# Task to complete:
Go through the entries below. Copy out every line that contains "data".

*** Exercise inputs Section Begins ***

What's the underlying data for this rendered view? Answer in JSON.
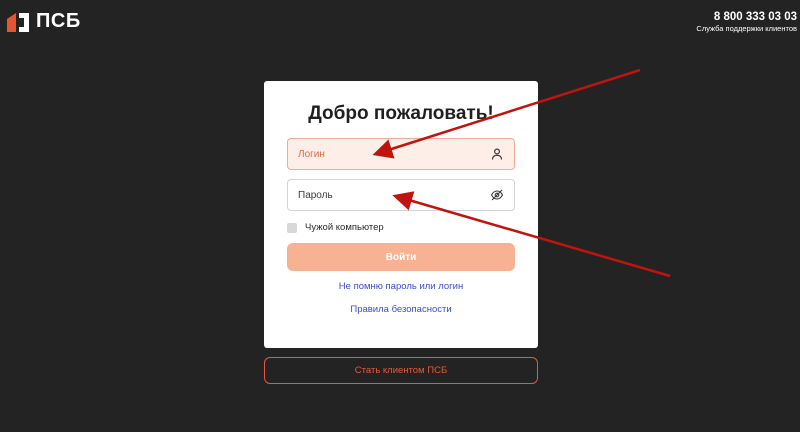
{
  "header": {
    "logo_text": "ПСБ",
    "logo_icon": "psb-logo-icon",
    "brand_color": "#e4562f"
  },
  "support": {
    "phone": "8 800 333 03 03",
    "label": "Служба поддержки клиентов"
  },
  "login_form": {
    "title": "Добро пожаловать!",
    "login_placeholder": "Логин",
    "login_icon": "user-icon",
    "password_placeholder": "Пароль",
    "password_icon": "eye-off-icon",
    "remember_label": "Чужой компьютер",
    "submit_label": "Войти",
    "forgot_link": "Не помню пароль или логин",
    "security_link": "Правила безопасности"
  },
  "become_client_label": "Стать клиентом ПСБ",
  "annotation": {
    "arrow_color": "#c0140e"
  }
}
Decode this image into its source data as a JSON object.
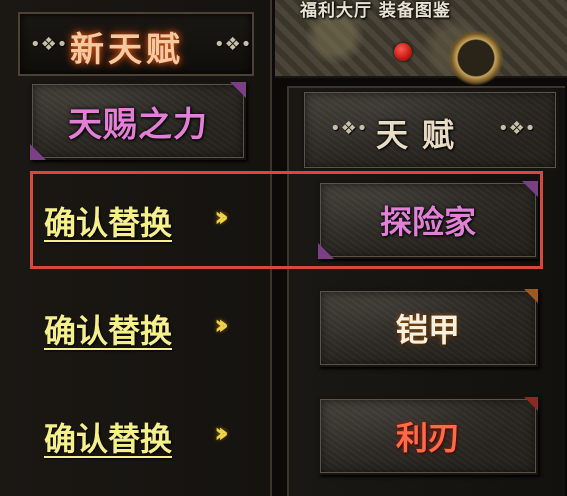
{
  "banner": {
    "text": "福利大厅 装备图鉴"
  },
  "left_panel": {
    "title": "新天赋",
    "deco_left": "•❖•",
    "deco_right": "•❖•",
    "current_talent": "天赐之力",
    "confirm_rows": [
      {
        "label": "确认替换",
        "arrows": "››"
      },
      {
        "label": "确认替换",
        "arrows": "››"
      },
      {
        "label": "确认替换",
        "arrows": "››"
      }
    ]
  },
  "right_panel": {
    "title": "天赋",
    "deco_left": "•❖•",
    "deco_right": "•❖•",
    "talents": [
      {
        "label": "探险家",
        "color": "#e080d6"
      },
      {
        "label": "铠甲",
        "color": "#f8f0e0"
      },
      {
        "label": "利刃",
        "color": "#ff6a48"
      }
    ]
  },
  "highlight_color": "#d9483a"
}
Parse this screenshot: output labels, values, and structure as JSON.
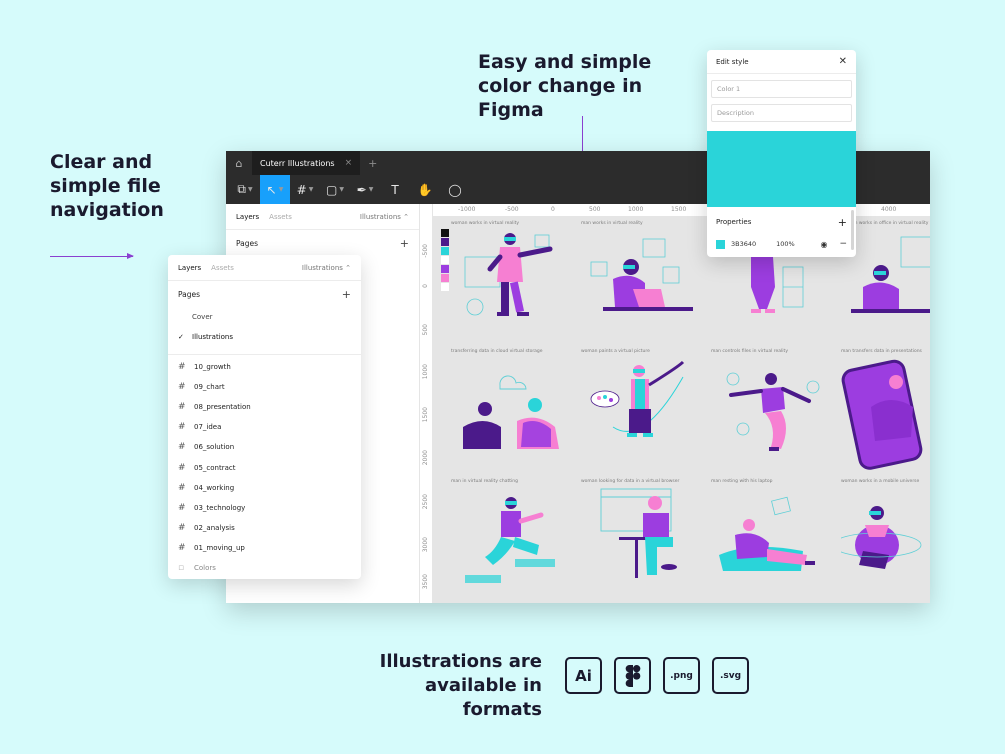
{
  "promo": {
    "left_text": "Clear and simple file navigation",
    "top_text": "Easy and simple color change in Figma",
    "bottom_text": "Illustrations are available in formats"
  },
  "titlebar": {
    "file_name": "Cuterr Illustrations",
    "home_icon": "home-icon",
    "close_tab_glyph": "×",
    "new_tab_glyph": "+"
  },
  "toolbar": {
    "tools": [
      {
        "name": "main-menu-icon",
        "glyph": "⧉"
      },
      {
        "name": "move-tool-icon",
        "glyph": "↖"
      },
      {
        "name": "frame-tool-icon",
        "glyph": "#"
      },
      {
        "name": "shape-tool-icon",
        "glyph": "▢"
      },
      {
        "name": "pen-tool-icon",
        "glyph": "✒"
      },
      {
        "name": "text-tool-icon",
        "glyph": "T"
      },
      {
        "name": "hand-tool-icon",
        "glyph": "✋"
      },
      {
        "name": "comment-tool-icon",
        "glyph": "◯"
      }
    ]
  },
  "left_panel": {
    "tab_layers": "Layers",
    "tab_assets": "Assets",
    "page_selector": "Illustrations ⌃",
    "pages_label": "Pages",
    "add_glyph": "+"
  },
  "ruler": {
    "h_ticks": [
      "-1000",
      "-500",
      "0",
      "500",
      "1000",
      "1500",
      "4000"
    ],
    "v_ticks": [
      "-500",
      "0",
      "500",
      "1000",
      "1500",
      "2000",
      "2500",
      "3000",
      "3500"
    ]
  },
  "canvas": {
    "swatch_colors": [
      "#111111",
      "#4b1a8a",
      "#2ad4d9",
      "#ffffff",
      "#9c3de0",
      "#f67fd2",
      "#ffffff"
    ],
    "captions": [
      "woman works in virtual reality",
      "man works in virtual reality",
      "man works in virtual reality",
      "woman works in office in virtual reality",
      "transferring data in cloud virtual storage",
      "woman paints a virtual picture",
      "man controls files in virtual reality",
      "man transfers data in presentations",
      "man in virtual reality chatting",
      "woman looking for data in a virtual browser",
      "man resting with his laptop",
      "woman works in a mobile universe"
    ]
  },
  "layers_panel": {
    "tab_layers": "Layers",
    "tab_assets": "Assets",
    "page_selector": "Illustrations ⌃",
    "pages_label": "Pages",
    "add_glyph": "+",
    "pages": [
      {
        "label": "Cover",
        "checked": false
      },
      {
        "label": "Illustrations",
        "checked": true
      }
    ],
    "check_glyph": "✓",
    "frames": [
      "10_growth",
      "09_chart",
      "08_presentation",
      "07_idea",
      "06_solution",
      "05_contract",
      "04_working",
      "03_technology",
      "02_analysis",
      "01_moving_up"
    ],
    "colors_label": "Colors",
    "hash_glyph": "#"
  },
  "edit_style": {
    "title": "Edit style",
    "close_glyph": "✕",
    "name_value": "Color 1",
    "description_placeholder": "Description",
    "color_hex": "#2ad4d9",
    "properties_label": "Properties",
    "add_glyph": "+",
    "fill_hex_label": "3B3640",
    "opacity": "100%",
    "eye_glyph": "👁",
    "minus_glyph": "−"
  },
  "formats": {
    "items": [
      {
        "name": "ai-format-badge",
        "label": "Ai"
      },
      {
        "name": "figma-format-badge",
        "label": ""
      },
      {
        "name": "png-format-badge",
        "label": ".png"
      },
      {
        "name": "svg-format-badge",
        "label": ".svg"
      }
    ]
  }
}
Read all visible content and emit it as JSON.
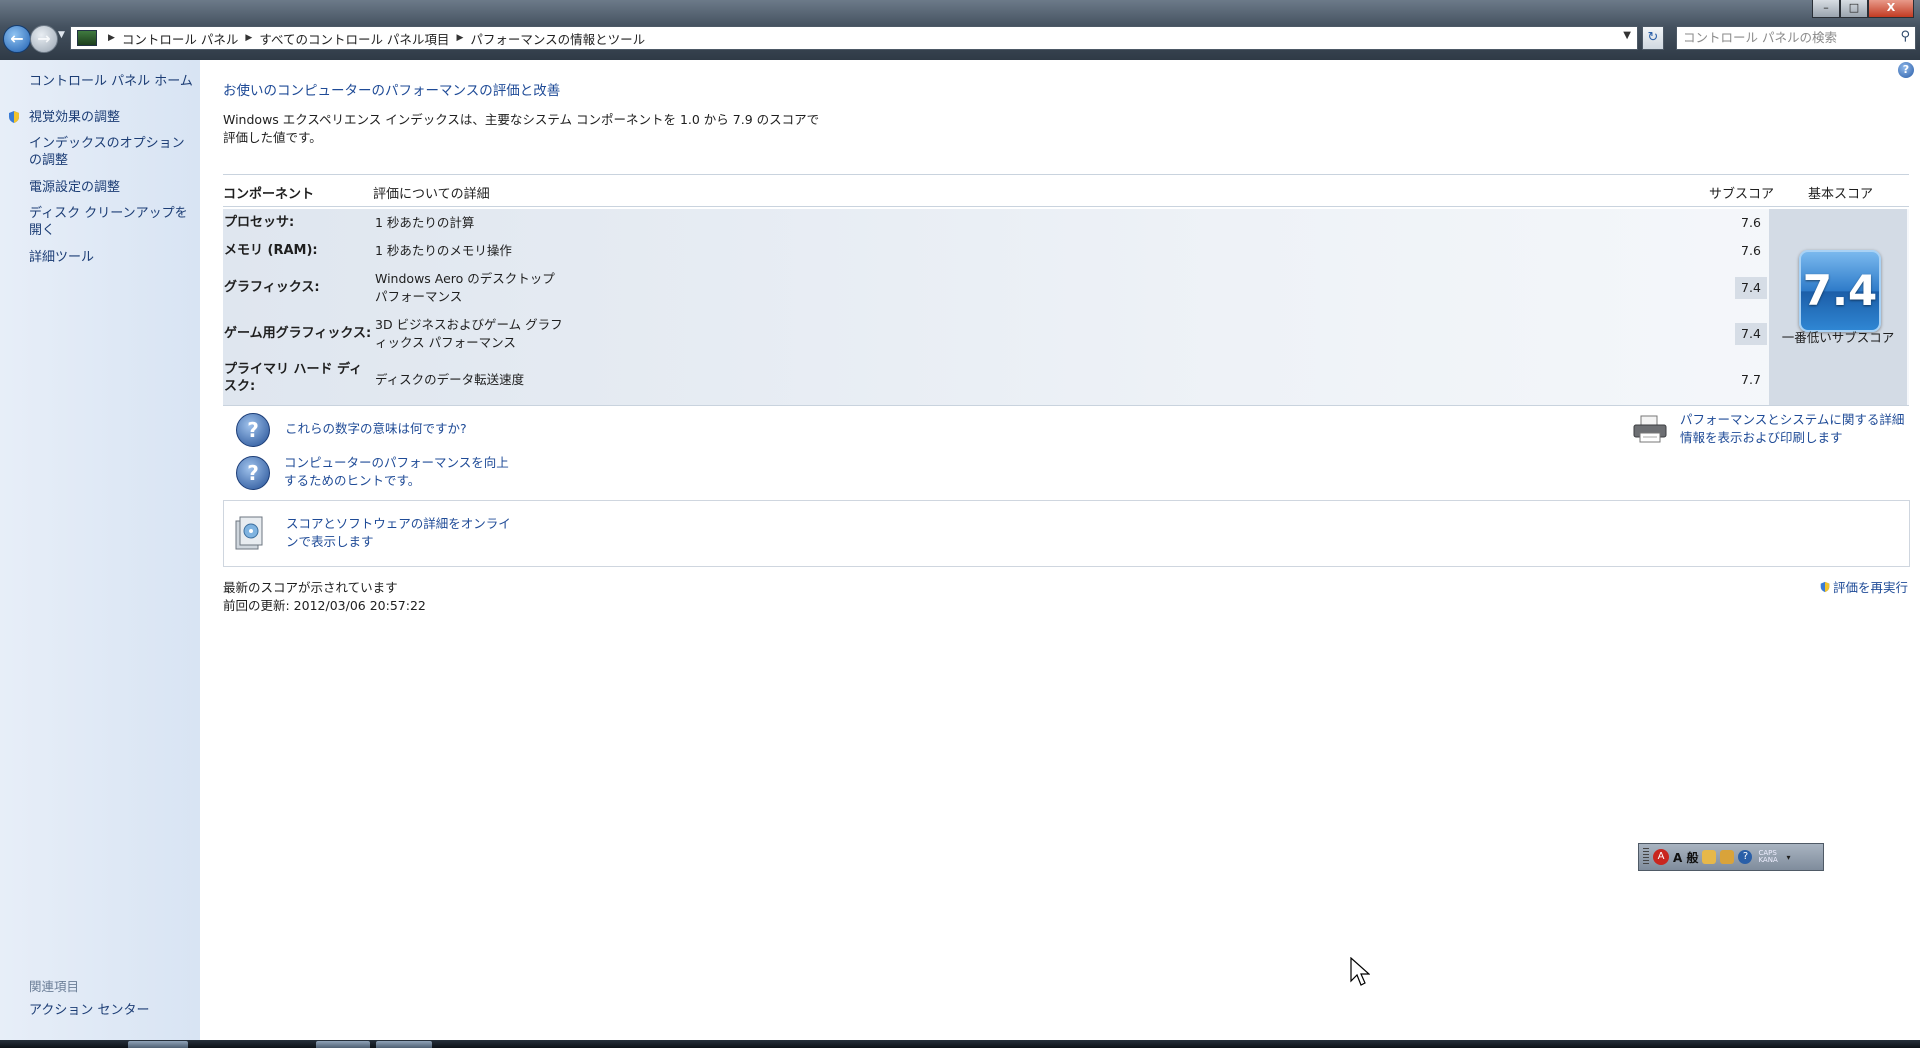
{
  "window": {
    "minimize_label": "–",
    "maximize_label": "□",
    "close_label": "X"
  },
  "address": {
    "crumbs": [
      "コントロール パネル",
      "すべてのコントロール パネル項目",
      "パフォーマンスの情報とツール"
    ]
  },
  "search": {
    "placeholder": "コントロール パネルの検索"
  },
  "sidebar": {
    "home": "コントロール パネル ホーム",
    "items": [
      "視覚効果の調整",
      "インデックスのオプションの調整",
      "電源設定の調整",
      "ディスク クリーンアップを開く",
      "詳細ツール"
    ],
    "related_heading": "関連項目",
    "related_items": [
      "アクション センター"
    ]
  },
  "main": {
    "title": "お使いのコンピューターのパフォーマンスの評価と改善",
    "intro": "Windows エクスペリエンス インデックスは、主要なシステム コンポーネントを 1.0 から 7.9 のスコアで評価した値です。",
    "table": {
      "headers": {
        "component": "コンポーネント",
        "detail": "評価についての詳細",
        "subscore": "サブスコア",
        "basescore": "基本スコア"
      },
      "rows": [
        {
          "name": "プロセッサ:",
          "detail": "1 秒あたりの計算",
          "score": "7.6"
        },
        {
          "name": "メモリ (RAM):",
          "detail": "1 秒あたりのメモリ操作",
          "score": "7.6"
        },
        {
          "name": "グラフィックス:",
          "detail": "Windows Aero のデスクトップ パフォーマンス",
          "score": "7.4"
        },
        {
          "name": "ゲーム用グラフィックス:",
          "detail": "3D ビジネスおよびゲーム グラフィックス パフォーマンス",
          "score": "7.4"
        },
        {
          "name": "プライマリ ハード ディスク:",
          "detail": "ディスクのデータ転送速度",
          "score": "7.7"
        }
      ],
      "base_score": "7.4",
      "base_label": "一番低いサブスコア"
    },
    "links": {
      "meaning": "これらの数字の意味は何ですか?",
      "tips": "コンピューターのパフォーマンスを向上するためのヒントです。",
      "print": "パフォーマンスとシステムに関する詳細情報を表示および印刷します",
      "online": "スコアとソフトウェアの詳細をオンラインで表示します",
      "rerun": "評価を再実行"
    },
    "status": {
      "latest": "最新のスコアが示されています",
      "updated": "前回の更新: 2012/03/06 20:57:22"
    }
  },
  "ime": {
    "mode_label": "A 般",
    "caps_label": "CAPS",
    "kana_label": "KANA"
  },
  "colors": {
    "link": "#1f4b97",
    "sidebar_bg": "#dfe8f5",
    "accent": "#2e7bc9"
  }
}
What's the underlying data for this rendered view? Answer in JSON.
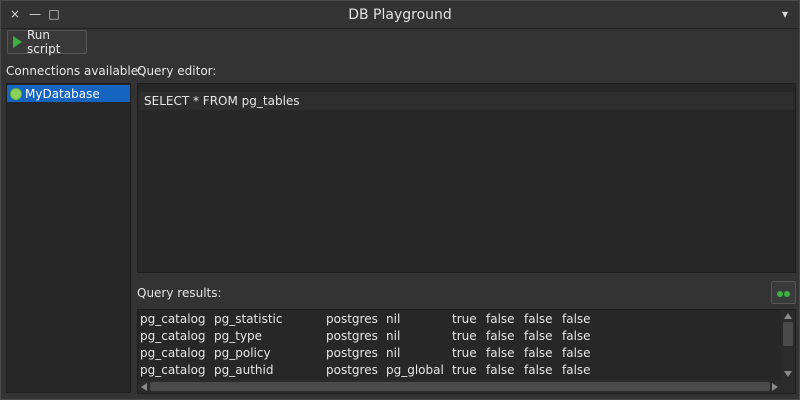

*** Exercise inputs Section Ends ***

# Problem solution:
What's the underlying data for this rendered view? Answer in JSON.
Decode this image into its source data as a JSON object.
      "transferring data in cloud virtual storage",
      "man transfers data in presentations",
      "woman looking for data in a virtual browser",
What's the underlying data for this rendered view? Answer in JSON.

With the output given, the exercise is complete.